== Extracted information ==
"""
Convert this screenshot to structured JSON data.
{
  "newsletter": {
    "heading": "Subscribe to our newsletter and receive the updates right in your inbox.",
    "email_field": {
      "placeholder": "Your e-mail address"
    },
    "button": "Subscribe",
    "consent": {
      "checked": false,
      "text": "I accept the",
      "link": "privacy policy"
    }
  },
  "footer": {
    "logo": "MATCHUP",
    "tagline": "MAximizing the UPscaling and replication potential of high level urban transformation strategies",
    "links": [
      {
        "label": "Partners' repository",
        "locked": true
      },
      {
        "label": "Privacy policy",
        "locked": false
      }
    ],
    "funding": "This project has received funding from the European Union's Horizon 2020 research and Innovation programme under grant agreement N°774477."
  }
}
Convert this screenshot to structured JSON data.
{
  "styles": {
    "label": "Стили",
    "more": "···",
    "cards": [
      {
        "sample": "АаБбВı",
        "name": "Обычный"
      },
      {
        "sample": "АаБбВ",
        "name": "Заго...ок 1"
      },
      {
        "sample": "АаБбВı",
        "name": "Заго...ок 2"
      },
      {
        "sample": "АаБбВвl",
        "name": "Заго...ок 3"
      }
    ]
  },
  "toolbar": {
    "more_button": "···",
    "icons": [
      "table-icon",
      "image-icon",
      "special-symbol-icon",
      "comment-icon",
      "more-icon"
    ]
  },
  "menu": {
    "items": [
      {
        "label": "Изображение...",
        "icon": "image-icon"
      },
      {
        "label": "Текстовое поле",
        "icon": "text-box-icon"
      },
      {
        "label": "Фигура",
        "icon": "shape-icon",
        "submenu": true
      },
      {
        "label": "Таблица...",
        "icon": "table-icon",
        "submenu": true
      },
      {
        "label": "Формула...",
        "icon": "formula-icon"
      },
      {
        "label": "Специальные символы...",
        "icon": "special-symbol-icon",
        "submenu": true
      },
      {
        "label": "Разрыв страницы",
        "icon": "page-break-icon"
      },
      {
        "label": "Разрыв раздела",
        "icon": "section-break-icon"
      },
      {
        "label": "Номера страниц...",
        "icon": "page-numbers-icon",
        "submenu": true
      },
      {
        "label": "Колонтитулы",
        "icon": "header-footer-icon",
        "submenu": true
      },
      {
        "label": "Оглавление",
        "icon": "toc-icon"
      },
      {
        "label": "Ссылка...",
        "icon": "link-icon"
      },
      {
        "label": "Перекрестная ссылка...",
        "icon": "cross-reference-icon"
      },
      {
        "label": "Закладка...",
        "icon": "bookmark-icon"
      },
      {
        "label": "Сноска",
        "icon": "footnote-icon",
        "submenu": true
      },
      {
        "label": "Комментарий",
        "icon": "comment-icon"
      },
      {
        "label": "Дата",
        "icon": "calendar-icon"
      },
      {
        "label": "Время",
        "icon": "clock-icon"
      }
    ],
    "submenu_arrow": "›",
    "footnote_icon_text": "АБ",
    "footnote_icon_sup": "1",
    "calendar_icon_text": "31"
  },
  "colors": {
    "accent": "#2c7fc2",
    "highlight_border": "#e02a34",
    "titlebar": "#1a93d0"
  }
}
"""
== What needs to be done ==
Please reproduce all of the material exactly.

== Your solution ==
Convert this screenshot to structured JSON data.
{
  "newsletter": {
    "heading": "Subscribe to our newsletter and receive the updates right in your inbox.",
    "email_field": {
      "placeholder": "Your e-mail address"
    },
    "button": "Subscribe",
    "consent": {
      "checked": false,
      "text": "I accept the",
      "link": "privacy policy"
    }
  },
  "footer": {
    "logo": "MATCHUP",
    "tagline": "MAximizing the UPscaling and replication potential of high level urban transformation strategies",
    "links": [
      {
        "label": "Partners' repository",
        "locked": true
      },
      {
        "label": "Privacy policy",
        "locked": false
      }
    ],
    "funding": "This project has received funding from the European Union's Horizon 2020 research and Innovation programme under grant agreement N°774477."
  }
}
Convert this screenshot to structured JSON data.
{
  "styles": {
    "label": "Стили",
    "more": "···",
    "cards": [
      {
        "sample": "АаБбВı",
        "name": "Обычный"
      },
      {
        "sample": "АаБбВ",
        "name": "Заго...ок 1"
      },
      {
        "sample": "АаБбВı",
        "name": "Заго...ок 2"
      },
      {
        "sample": "АаБбВвl",
        "name": "Заго...ок 3"
      }
    ]
  },
  "toolbar": {
    "more_button": "···",
    "icons": [
      "table-icon",
      "image-icon",
      "special-symbol-icon",
      "comment-icon",
      "more-icon"
    ]
  },
  "menu": {
    "items": [
      {
        "label": "Изображение...",
        "icon": "image-icon"
      },
      {
        "label": "Текстовое поле",
        "icon": "text-box-icon"
      },
      {
        "label": "Фигура",
        "icon": "shape-icon",
        "submenu": true
      },
      {
        "label": "Таблица...",
        "icon": "table-icon",
        "submenu": true
      },
      {
        "label": "Формула...",
        "icon": "formula-icon"
      },
      {
        "label": "Специальные символы...",
        "icon": "special-symbol-icon",
        "submenu": true
      },
      {
        "label": "Разрыв страницы",
        "icon": "page-break-icon"
      },
      {
        "label": "Разрыв раздела",
        "icon": "section-break-icon"
      },
      {
        "label": "Номера страниц...",
        "icon": "page-numbers-icon",
        "submenu": true
      },
      {
        "label": "Колонтитулы",
        "icon": "header-footer-icon",
        "submenu": true
      },
      {
        "label": "Оглавление",
        "icon": "toc-icon"
      },
      {
        "label": "Ссылка...",
        "icon": "link-icon"
      },
      {
        "label": "Перекрестная ссылка...",
        "icon": "cross-reference-icon"
      },
      {
        "label": "Закладка...",
        "icon": "bookmark-icon"
      },
      {
        "label": "Сноска",
        "icon": "footnote-icon",
        "submenu": true
      },
      {
        "label": "Комментарий",
        "icon": "comment-icon"
      },
      {
        "label": "Дата",
        "icon": "calendar-icon"
      },
      {
        "label": "Время",
        "icon": "clock-icon"
      }
    ],
    "submenu_arrow": "›",
    "footnote_icon_text": "АБ",
    "footnote_icon_sup": "1",
    "calendar_icon_text": "31"
  },
  "colors": {
    "accent": "#2c7fc2",
    "highlight_border": "#e02a34",
    "titlebar": "#1a93d0"
  }
}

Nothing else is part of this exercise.